Today, it’s with a grimace that we acknowledge our own seepage from musical to reality. Writers are herded, and their voices flatline in the face of big media. As a musical of narrative ownership, City of Angels remarks on the mystery of creative licence, but one is left to wonder if the tale could contain more than just lore. 

City of Angels
Book by Larry Gelbart, presented by Joshua Robson Productions in association with Hayes Theatre Co
Director: Sam Hooper
Music Director: Abi McCunn
Music Director: Damon Wade
Assistant Director: Julia Robertson
Set Designer: Simon Greer
Lighting Designer: James Wallis
Costume Designer: Esther Zhong
Production Manager: Anusha Thomas
Stage Manager: Hannah Ribbons
Assistant Stage Manager: Hana Barn
Assistant Stage Manager: Saffron Little 
Casting Consultant: Rhys Velasquez

City of Angels will be performed until 23 July at Hayes Theatre, tickets $75-$85.

This article is published under the Amplify Collective, an initiative supported by The Walkley Foundation and made possible through funding from the Meta Australian News Fund.

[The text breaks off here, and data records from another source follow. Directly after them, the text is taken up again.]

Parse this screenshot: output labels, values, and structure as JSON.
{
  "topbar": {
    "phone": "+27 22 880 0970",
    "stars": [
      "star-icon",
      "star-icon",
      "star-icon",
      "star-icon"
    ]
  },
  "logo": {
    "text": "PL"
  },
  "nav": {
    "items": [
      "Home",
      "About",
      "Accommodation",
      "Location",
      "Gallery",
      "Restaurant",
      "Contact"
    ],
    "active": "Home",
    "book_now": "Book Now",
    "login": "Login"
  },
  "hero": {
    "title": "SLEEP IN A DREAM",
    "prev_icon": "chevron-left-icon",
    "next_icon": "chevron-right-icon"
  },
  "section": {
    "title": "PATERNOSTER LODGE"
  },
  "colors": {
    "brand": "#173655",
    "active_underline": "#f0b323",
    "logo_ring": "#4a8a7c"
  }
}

Karen Leong is a Hong Kong-born writer, journalist and critic. Drawn to reclamation and desire, her body of work operates as semiotic storytellers across art, film and fashion. Alongside her written practice, Karen works across performance and media in hopes of bridging the juncture between film and text. You can find more of her work on Vice Asia, Astrophe Magazine, Leste Magazine, and @karen.gif.